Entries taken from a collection
════════
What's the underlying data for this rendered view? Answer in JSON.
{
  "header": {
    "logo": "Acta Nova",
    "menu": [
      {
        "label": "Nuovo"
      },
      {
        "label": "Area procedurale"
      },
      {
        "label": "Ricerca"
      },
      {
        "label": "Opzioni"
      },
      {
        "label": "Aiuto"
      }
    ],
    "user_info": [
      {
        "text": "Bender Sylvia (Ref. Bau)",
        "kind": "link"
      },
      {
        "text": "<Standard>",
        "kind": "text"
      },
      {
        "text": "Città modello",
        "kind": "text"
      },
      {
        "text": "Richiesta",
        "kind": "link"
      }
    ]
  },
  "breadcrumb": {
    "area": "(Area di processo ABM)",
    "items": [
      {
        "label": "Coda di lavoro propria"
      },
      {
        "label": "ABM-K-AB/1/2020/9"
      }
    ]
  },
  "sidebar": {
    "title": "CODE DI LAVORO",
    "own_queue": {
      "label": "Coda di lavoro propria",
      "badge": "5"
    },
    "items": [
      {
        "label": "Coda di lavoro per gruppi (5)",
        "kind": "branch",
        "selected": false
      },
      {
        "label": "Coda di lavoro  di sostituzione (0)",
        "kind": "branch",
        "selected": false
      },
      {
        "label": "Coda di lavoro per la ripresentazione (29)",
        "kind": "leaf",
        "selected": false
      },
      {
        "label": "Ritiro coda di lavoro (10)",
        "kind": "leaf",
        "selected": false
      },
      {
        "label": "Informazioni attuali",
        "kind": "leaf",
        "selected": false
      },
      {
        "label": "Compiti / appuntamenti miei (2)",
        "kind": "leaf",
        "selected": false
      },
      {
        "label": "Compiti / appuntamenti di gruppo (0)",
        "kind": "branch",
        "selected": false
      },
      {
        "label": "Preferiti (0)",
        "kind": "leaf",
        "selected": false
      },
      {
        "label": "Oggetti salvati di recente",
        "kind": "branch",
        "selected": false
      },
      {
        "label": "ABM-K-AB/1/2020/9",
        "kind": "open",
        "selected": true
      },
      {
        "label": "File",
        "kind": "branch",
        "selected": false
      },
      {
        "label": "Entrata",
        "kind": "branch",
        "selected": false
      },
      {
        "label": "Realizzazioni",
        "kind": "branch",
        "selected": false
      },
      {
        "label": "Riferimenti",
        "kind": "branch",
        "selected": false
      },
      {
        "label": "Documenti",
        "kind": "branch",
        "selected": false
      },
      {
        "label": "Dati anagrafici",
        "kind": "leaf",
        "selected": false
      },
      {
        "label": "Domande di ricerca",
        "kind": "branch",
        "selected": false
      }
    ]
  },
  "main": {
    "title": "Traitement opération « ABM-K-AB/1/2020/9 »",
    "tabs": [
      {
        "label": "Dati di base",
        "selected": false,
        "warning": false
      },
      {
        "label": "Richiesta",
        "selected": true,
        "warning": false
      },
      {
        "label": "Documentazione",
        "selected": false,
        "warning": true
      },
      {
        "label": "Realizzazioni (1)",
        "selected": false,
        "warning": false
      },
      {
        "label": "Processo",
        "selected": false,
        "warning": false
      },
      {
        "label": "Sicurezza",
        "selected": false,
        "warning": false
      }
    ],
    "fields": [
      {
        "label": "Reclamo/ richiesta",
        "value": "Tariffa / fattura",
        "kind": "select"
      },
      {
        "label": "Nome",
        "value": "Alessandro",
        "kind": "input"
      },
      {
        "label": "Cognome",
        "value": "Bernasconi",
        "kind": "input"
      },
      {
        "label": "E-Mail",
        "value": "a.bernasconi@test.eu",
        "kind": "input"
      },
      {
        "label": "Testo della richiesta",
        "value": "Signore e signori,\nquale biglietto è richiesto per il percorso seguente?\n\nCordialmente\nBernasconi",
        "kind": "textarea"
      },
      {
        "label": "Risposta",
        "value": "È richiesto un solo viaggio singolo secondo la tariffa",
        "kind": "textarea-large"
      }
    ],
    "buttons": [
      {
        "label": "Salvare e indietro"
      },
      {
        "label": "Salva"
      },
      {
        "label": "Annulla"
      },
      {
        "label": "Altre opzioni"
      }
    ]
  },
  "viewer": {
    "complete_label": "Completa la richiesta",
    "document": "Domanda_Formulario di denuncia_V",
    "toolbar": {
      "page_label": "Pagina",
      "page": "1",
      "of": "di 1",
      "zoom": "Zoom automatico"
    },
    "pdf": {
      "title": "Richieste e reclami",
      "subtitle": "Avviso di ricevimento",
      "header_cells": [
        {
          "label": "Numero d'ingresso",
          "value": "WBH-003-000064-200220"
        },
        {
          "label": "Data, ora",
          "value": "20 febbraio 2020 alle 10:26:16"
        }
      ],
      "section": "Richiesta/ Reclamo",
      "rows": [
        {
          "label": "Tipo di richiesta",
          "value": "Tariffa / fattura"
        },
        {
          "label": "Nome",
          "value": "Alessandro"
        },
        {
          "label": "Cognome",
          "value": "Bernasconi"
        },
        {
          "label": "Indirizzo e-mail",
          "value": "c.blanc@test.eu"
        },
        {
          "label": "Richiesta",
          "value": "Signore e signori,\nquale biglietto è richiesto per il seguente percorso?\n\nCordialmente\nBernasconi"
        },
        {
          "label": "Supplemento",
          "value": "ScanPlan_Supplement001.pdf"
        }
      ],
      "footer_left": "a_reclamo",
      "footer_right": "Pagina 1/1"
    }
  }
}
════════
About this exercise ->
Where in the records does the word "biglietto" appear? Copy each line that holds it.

Your response ->
        "value": "Signore e signori,\nquale biglietto è richiesto per il percorso seguente?\n\nCordialmente\nBernasconi",
          "value": "Signore e signori,\nquale biglietto è richiesto per il seguente percorso?\n\nCordialmente\nBernasconi"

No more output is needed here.